> _Task statement_
An exact copy of the entries is needed, with every picture left out.

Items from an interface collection
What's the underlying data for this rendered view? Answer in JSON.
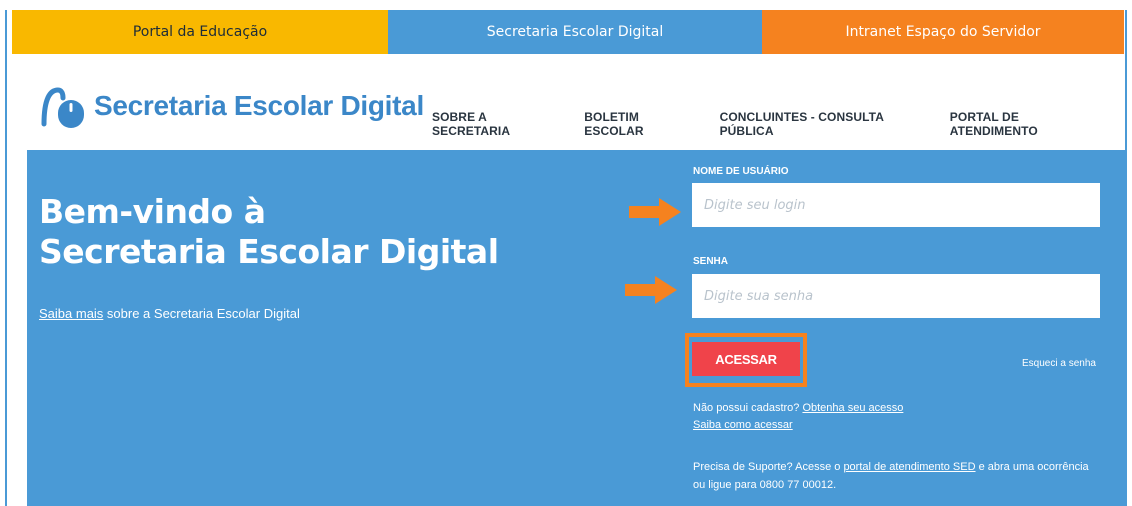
{
  "topbar": {
    "edu": "Portal da Educação",
    "sed": "Secretaria Escolar Digital",
    "intranet": "Intranet Espaço do Servidor"
  },
  "header": {
    "logo_text": "Secretaria Escolar Digital",
    "nav": [
      "SOBRE A SECRETARIA",
      "BOLETIM ESCOLAR",
      "CONCLUINTES - CONSULTA PÚBLICA",
      "PORTAL DE ATENDIMENTO"
    ]
  },
  "hero": {
    "welcome_line1": "Bem-vindo à",
    "welcome_line2": "Secretaria Escolar Digital",
    "about_link": "Saiba mais",
    "about_text": " sobre a Secretaria Escolar Digital"
  },
  "login": {
    "username_label": "NOME DE USUÁRIO",
    "username_placeholder": "Digite seu login",
    "password_label": "SENHA",
    "password_placeholder": "Digite sua senha",
    "submit": "ACESSAR",
    "forgot": "Esqueci a senha",
    "no_account": "Não possui cadastro? ",
    "get_access": "Obtenha seu acesso",
    "how_to": "Saiba como acessar",
    "support_prefix": "Precisa de Suporte? Acesse o ",
    "support_link": "portal de atendimento SED",
    "support_suffix": " e abra uma ocorrência ou ligue para 0800 77 00012."
  },
  "colors": {
    "yellow": "#f9b800",
    "blue": "#4a9ad6",
    "orange": "#f5821f",
    "red_button": "#f0434a"
  },
  "icons": [
    "mouse-logo-icon",
    "arrow-right-icon"
  ]
}
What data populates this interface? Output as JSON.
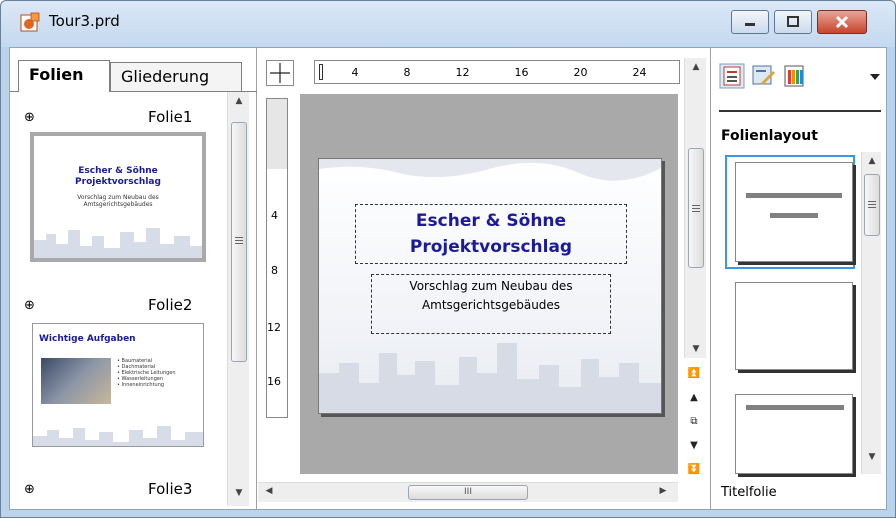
{
  "window": {
    "title": "Tour3.prd"
  },
  "tabs": [
    {
      "label": "Folien"
    },
    {
      "label": "Gliederung"
    }
  ],
  "slides": [
    {
      "name": "Folie1",
      "title_lines": [
        "Escher & Söhne",
        "Projektvorschlag"
      ],
      "subtitle_lines": [
        "Vorschlag zum Neubau des",
        "Amtsgerichtsgebäudes"
      ],
      "selected": true
    },
    {
      "name": "Folie2",
      "heading": "Wichtige Aufgaben",
      "bullets": [
        "Baumaterial",
        "Dachmaterial",
        "Elektrische Leitungen",
        "Wasserleitungen",
        "Inneneinrichtung"
      ],
      "selected": false
    },
    {
      "name": "Folie3",
      "selected": false
    }
  ],
  "ruler": {
    "horizontal_labels": [
      "4",
      "8",
      "12",
      "16",
      "20",
      "24"
    ],
    "vertical_labels": [
      "4",
      "8",
      "12",
      "16"
    ]
  },
  "current_slide": {
    "title_lines": [
      "Escher & Söhne",
      "Projektvorschlag"
    ],
    "subtitle_lines": [
      "Vorschlag zum Neubau des",
      "Amtsgerichtsgebäudes"
    ]
  },
  "task_pane": {
    "title": "Folienlayout",
    "selected_layout": "Titelfolie"
  },
  "colors": {
    "title_blue": "#1a1a9a",
    "selection_blue": "#3a96e0",
    "close_red": "#c7452d"
  },
  "scroll": {
    "hscroll_grip": "III"
  }
}
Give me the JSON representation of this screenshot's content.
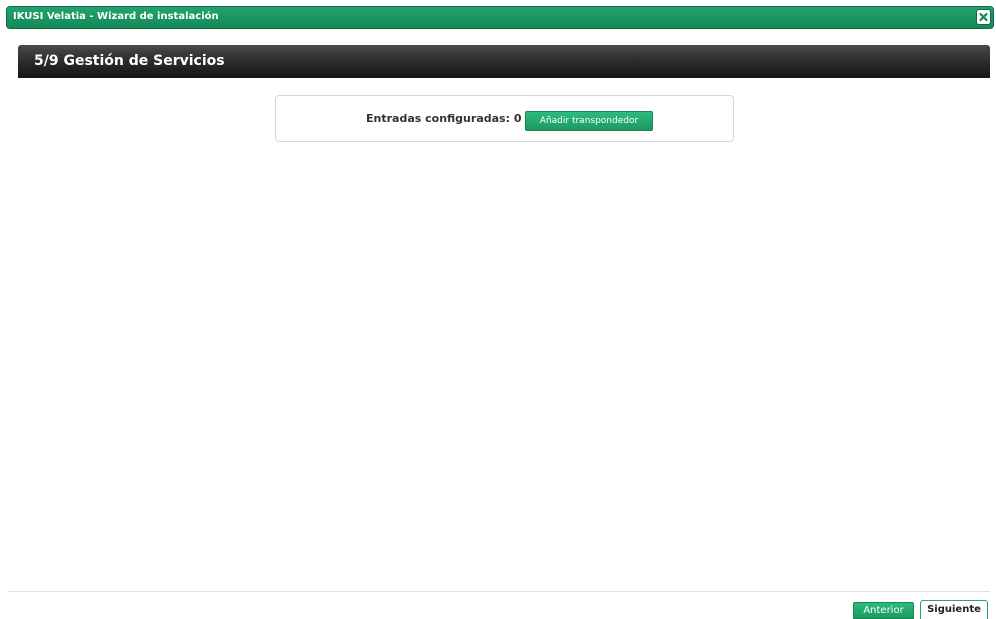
{
  "window": {
    "title": "IKUSI Velatia - Wizard de instalación",
    "close_icon": "close-icon"
  },
  "step": {
    "title": "5/9 Gestión de Servicios"
  },
  "entries": {
    "label": "Entradas configuradas: 0",
    "add_button_label": "Añadir transpondedor"
  },
  "footer": {
    "prev_label": "Anterior",
    "next_label": "Siguiente"
  },
  "colors": {
    "accent": "#1a9a62",
    "header_dark": "#2e2e2e"
  }
}
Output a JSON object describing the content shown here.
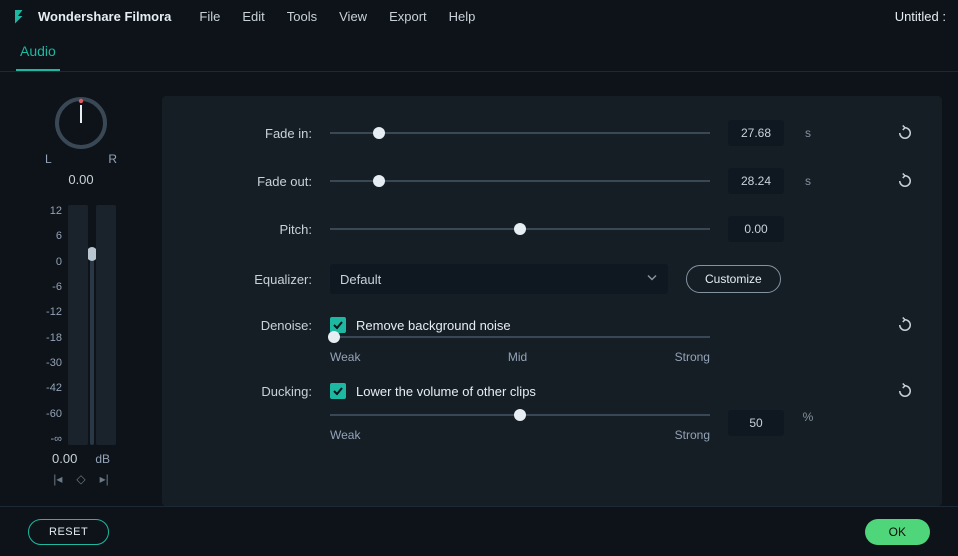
{
  "app": {
    "name": "Wondershare Filmora",
    "doc_title": "Untitled :"
  },
  "menu": [
    "File",
    "Edit",
    "Tools",
    "View",
    "Export",
    "Help"
  ],
  "tab": {
    "active": "Audio"
  },
  "balance": {
    "left_label": "L",
    "right_label": "R",
    "value": "0.00"
  },
  "meter": {
    "ticks": [
      "12",
      "6",
      "0",
      "-6",
      "-12",
      "-18",
      "-30",
      "-42",
      "-60",
      "-∞"
    ],
    "db_value": "0.00",
    "db_label": "dB"
  },
  "settings": {
    "fade_in": {
      "label": "Fade in:",
      "value": "27.68",
      "unit": "s",
      "pos": 13
    },
    "fade_out": {
      "label": "Fade out:",
      "value": "28.24",
      "unit": "s",
      "pos": 13
    },
    "pitch": {
      "label": "Pitch:",
      "value": "0.00",
      "pos": 50
    },
    "equalizer": {
      "label": "Equalizer:",
      "value": "Default",
      "customize": "Customize"
    },
    "denoise": {
      "label": "Denoise:",
      "cb_label": "Remove background noise",
      "pos": 1,
      "scale": {
        "min": "Weak",
        "mid": "Mid",
        "max": "Strong"
      }
    },
    "ducking": {
      "label": "Ducking:",
      "cb_label": "Lower the volume of other clips",
      "value": "50",
      "unit": "%",
      "pos": 50,
      "scale": {
        "min": "Weak",
        "max": "Strong"
      }
    }
  },
  "footer": {
    "reset": "RESET",
    "ok": "OK"
  }
}
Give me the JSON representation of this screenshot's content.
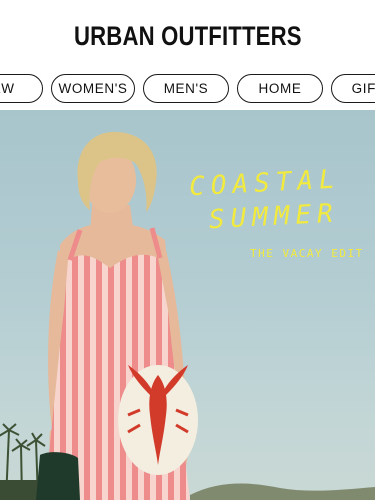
{
  "header": {
    "brand": "URBAN OUTFITTERS"
  },
  "nav": {
    "items": [
      {
        "label": "NEW"
      },
      {
        "label": "WOMEN'S"
      },
      {
        "label": "MEN'S"
      },
      {
        "label": "HOME"
      },
      {
        "label": "GIFTS"
      }
    ]
  },
  "hero": {
    "title_line1": "COASTAL",
    "title_line2": "SUMMER",
    "subtitle": "THE VACAY EDIT",
    "accent_color": "#f2ea3d"
  }
}
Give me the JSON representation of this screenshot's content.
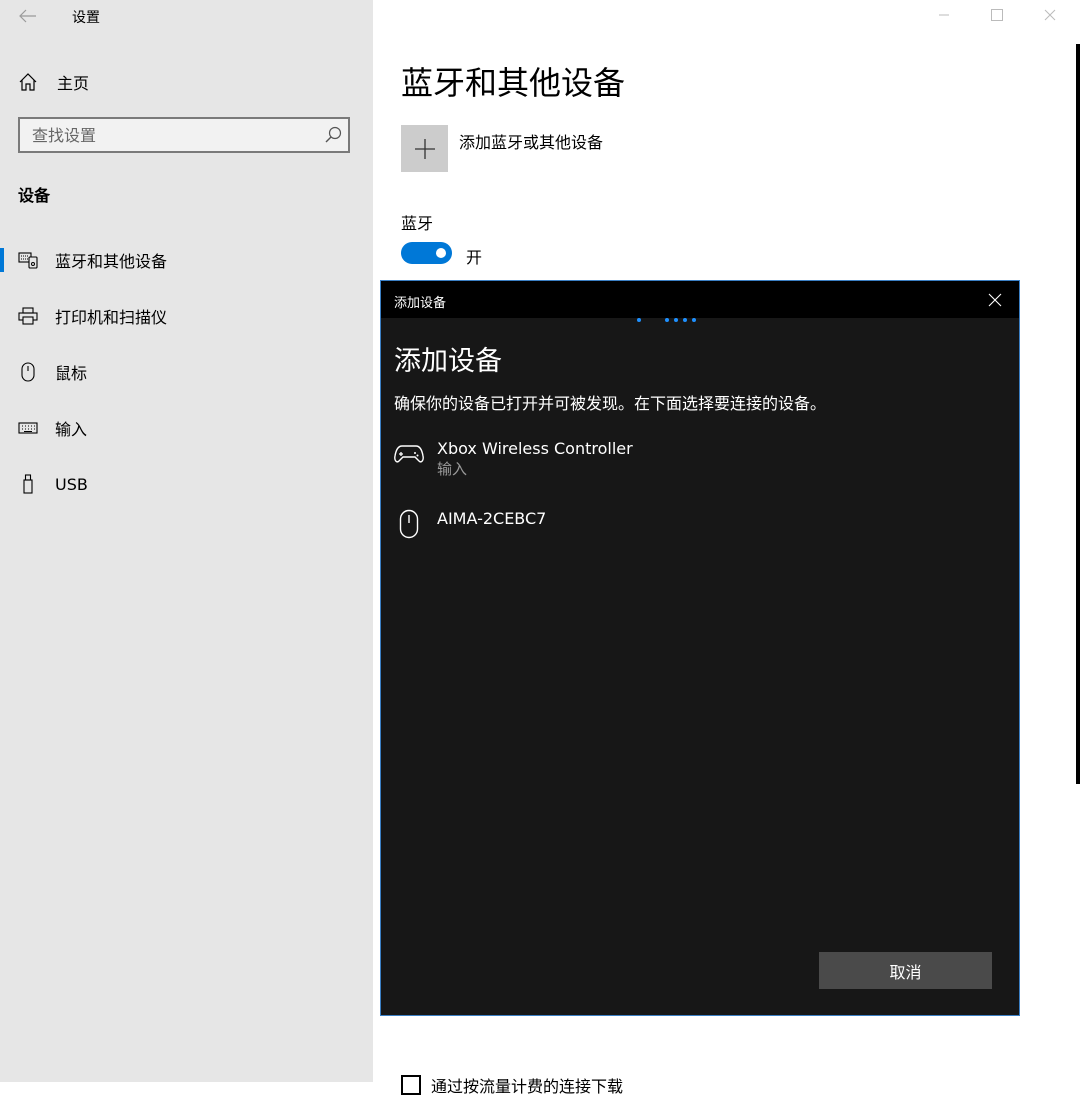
{
  "window": {
    "app_title": "设置"
  },
  "sidebar": {
    "home_label": "主页",
    "search_placeholder": "查找设置",
    "section_title": "设备",
    "items": [
      {
        "label": "蓝牙和其他设备",
        "icon": "bluetooth-devices-icon",
        "active": true
      },
      {
        "label": "打印机和扫描仪",
        "icon": "printer-icon",
        "active": false
      },
      {
        "label": "鼠标",
        "icon": "mouse-icon",
        "active": false
      },
      {
        "label": "输入",
        "icon": "keyboard-icon",
        "active": false
      },
      {
        "label": "USB",
        "icon": "usb-icon",
        "active": false
      }
    ]
  },
  "main": {
    "title": "蓝牙和其他设备",
    "add_device_label": "添加蓝牙或其他设备",
    "bluetooth_label": "蓝牙",
    "bluetooth_state": "开",
    "bluetooth_on": true,
    "partial_checkbox_label": "通过按流量计费的连接下载"
  },
  "dialog": {
    "titlebar": "添加设备",
    "heading": "添加设备",
    "description": "确保你的设备已打开并可被发现。在下面选择要连接的设备。",
    "devices": [
      {
        "name": "Xbox Wireless Controller",
        "subtitle": "输入",
        "icon": "gamepad-icon"
      },
      {
        "name": "AIMA-2CEBC7",
        "subtitle": "",
        "icon": "mouse-icon"
      }
    ],
    "cancel_label": "取消"
  },
  "colors": {
    "accent": "#0078d7",
    "sidebar_bg": "#e6e6e6",
    "dialog_bg": "#171717",
    "dialog_titlebar": "#000000",
    "dialog_border": "#3b7fc4",
    "cancel_bg": "#4a4a4a"
  }
}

> _Reply_
What's the underlying data for this rendered view? Answer in JSON.
{
  "topbar": {
    "edu": "Portal da Educação",
    "sed": "Secretaria Escolar Digital",
    "intranet": "Intranet Espaço do Servidor"
  },
  "header": {
    "logo_text": "Secretaria Escolar Digital",
    "nav": [
      "SOBRE A SECRETARIA",
      "BOLETIM ESCOLAR",
      "CONCLUINTES - CONSULTA PÚBLICA",
      "PORTAL DE ATENDIMENTO"
    ]
  },
  "hero": {
    "welcome_line1": "Bem-vindo à",
    "welcome_line2": "Secretaria Escolar Digital",
    "about_link": "Saiba mais",
    "about_text": " sobre a Secretaria Escolar Digital"
  },
  "login": {
    "username_label": "NOME DE USUÁRIO",
    "username_placeholder": "Digite seu login",
    "password_label": "SENHA",
    "password_placeholder": "Digite sua senha",
    "submit": "ACESSAR",
    "forgot": "Esqueci a senha",
    "no_account": "Não possui cadastro? ",
    "get_access": "Obtenha seu acesso",
    "how_to": "Saiba como acessar",
    "support_prefix": "Precisa de Suporte? Acesse o ",
    "support_link": "portal de atendimento SED",
    "support_suffix": " e abra uma ocorrência ou ligue para 0800 77 00012."
  },
  "colors": {
    "yellow": "#f9b800",
    "blue": "#4a9ad6",
    "orange": "#f5821f",
    "red_button": "#f0434a"
  },
  "icons": [
    "mouse-logo-icon",
    "arrow-right-icon"
  ]
}
What data populates this interface? Output as JSON.
{
  "window": {
    "title": "Tour3.prd"
  },
  "tabs": [
    {
      "label": "Folien"
    },
    {
      "label": "Gliederung"
    }
  ],
  "slides": [
    {
      "name": "Folie1",
      "title_lines": [
        "Escher & Söhne",
        "Projektvorschlag"
      ],
      "subtitle_lines": [
        "Vorschlag zum Neubau des",
        "Amtsgerichtsgebäudes"
      ],
      "selected": true
    },
    {
      "name": "Folie2",
      "heading": "Wichtige Aufgaben",
      "bullets": [
        "Baumaterial",
        "Dachmaterial",
        "Elektrische Leitungen",
        "Wasserleitungen",
        "Inneneinrichtung"
      ],
      "selected": false
    },
    {
      "name": "Folie3",
      "selected": false
    }
  ],
  "ruler": {
    "horizontal_labels": [
      "4",
      "8",
      "12",
      "16",
      "20",
      "24"
    ],
    "vertical_labels": [
      "4",
      "8",
      "12",
      "16"
    ]
  },
  "current_slide": {
    "title_lines": [
      "Escher & Söhne",
      "Projektvorschlag"
    ],
    "subtitle_lines": [
      "Vorschlag zum Neubau des",
      "Amtsgerichtsgebäudes"
    ]
  },
  "task_pane": {
    "title": "Folienlayout",
    "selected_layout": "Titelfolie"
  },
  "colors": {
    "title_blue": "#1a1a9a",
    "selection_blue": "#3a96e0",
    "close_red": "#c7452d"
  },
  "scroll": {
    "hscroll_grip": "III"
  }
}
Give me the JSON representation of this screenshot's content.
{
  "window": {
    "title": "IKUSI Velatia - Wizard de instalación",
    "close_icon": "close-icon"
  },
  "step": {
    "title": "5/9 Gestión de Servicios"
  },
  "entries": {
    "label": "Entradas configuradas: 0",
    "add_button_label": "Añadir transpondedor"
  },
  "footer": {
    "prev_label": "Anterior",
    "next_label": "Siguiente"
  },
  "colors": {
    "accent": "#1a9a62",
    "header_dark": "#2e2e2e"
  }
}
Output a JSON object describing the content shown here.
{
  "app": {
    "name": "Wondershare Filmora",
    "doc_title": "Untitled :"
  },
  "menu": [
    "File",
    "Edit",
    "Tools",
    "View",
    "Export",
    "Help"
  ],
  "tab": {
    "active": "Audio"
  },
  "balance": {
    "left_label": "L",
    "right_label": "R",
    "value": "0.00"
  },
  "meter": {
    "ticks": [
      "12",
      "6",
      "0",
      "-6",
      "-12",
      "-18",
      "-30",
      "-42",
      "-60",
      "-∞"
    ],
    "db_value": "0.00",
    "db_label": "dB"
  },
  "settings": {
    "fade_in": {
      "label": "Fade in:",
      "value": "27.68",
      "unit": "s",
      "pos": 13
    },
    "fade_out": {
      "label": "Fade out:",
      "value": "28.24",
      "unit": "s",
      "pos": 13
    },
    "pitch": {
      "label": "Pitch:",
      "value": "0.00",
      "pos": 50
    },
    "equalizer": {
      "label": "Equalizer:",
      "value": "Default",
      "customize": "Customize"
    },
    "denoise": {
      "label": "Denoise:",
      "cb_label": "Remove background noise",
      "pos": 1,
      "scale": {
        "min": "Weak",
        "mid": "Mid",
        "max": "Strong"
      }
    },
    "ducking": {
      "label": "Ducking:",
      "cb_label": "Lower the volume of other clips",
      "value": "50",
      "unit": "%",
      "pos": 50,
      "scale": {
        "min": "Weak",
        "max": "Strong"
      }
    }
  },
  "footer": {
    "reset": "RESET",
    "ok": "OK"
  }
}
Give me the JSON representation of this screenshot's content.
{
  "header": {
    "brand": "URBAN OUTFITTERS"
  },
  "nav": {
    "items": [
      {
        "label": "NEW"
      },
      {
        "label": "WOMEN'S"
      },
      {
        "label": "MEN'S"
      },
      {
        "label": "HOME"
      },
      {
        "label": "GIFTS"
      }
    ]
  },
  "hero": {
    "title_line1": "COASTAL",
    "title_line2": "SUMMER",
    "subtitle": "THE VACAY EDIT",
    "accent_color": "#f2ea3d"
  }
}
Give me the JSON representation of this screenshot's content.
{
  "window": {
    "app_title": "设置"
  },
  "sidebar": {
    "home_label": "主页",
    "search_placeholder": "查找设置",
    "section_title": "设备",
    "items": [
      {
        "label": "蓝牙和其他设备",
        "icon": "bluetooth-devices-icon",
        "active": true
      },
      {
        "label": "打印机和扫描仪",
        "icon": "printer-icon",
        "active": false
      },
      {
        "label": "鼠标",
        "icon": "mouse-icon",
        "active": false
      },
      {
        "label": "输入",
        "icon": "keyboard-icon",
        "active": false
      },
      {
        "label": "USB",
        "icon": "usb-icon",
        "active": false
      }
    ]
  },
  "main": {
    "title": "蓝牙和其他设备",
    "add_device_label": "添加蓝牙或其他设备",
    "bluetooth_label": "蓝牙",
    "bluetooth_state": "开",
    "bluetooth_on": true,
    "partial_checkbox_label": "通过按流量计费的连接下载"
  },
  "dialog": {
    "titlebar": "添加设备",
    "heading": "添加设备",
    "description": "确保你的设备已打开并可被发现。在下面选择要连接的设备。",
    "devices": [
      {
        "name": "Xbox Wireless Controller",
        "subtitle": "输入",
        "icon": "gamepad-icon"
      },
      {
        "name": "AIMA-2CEBC7",
        "subtitle": "",
        "icon": "mouse-icon"
      }
    ],
    "cancel_label": "取消"
  },
  "colors": {
    "accent": "#0078d7",
    "sidebar_bg": "#e6e6e6",
    "dialog_bg": "#171717",
    "dialog_titlebar": "#000000",
    "dialog_border": "#3b7fc4",
    "cancel_bg": "#4a4a4a"
  }
}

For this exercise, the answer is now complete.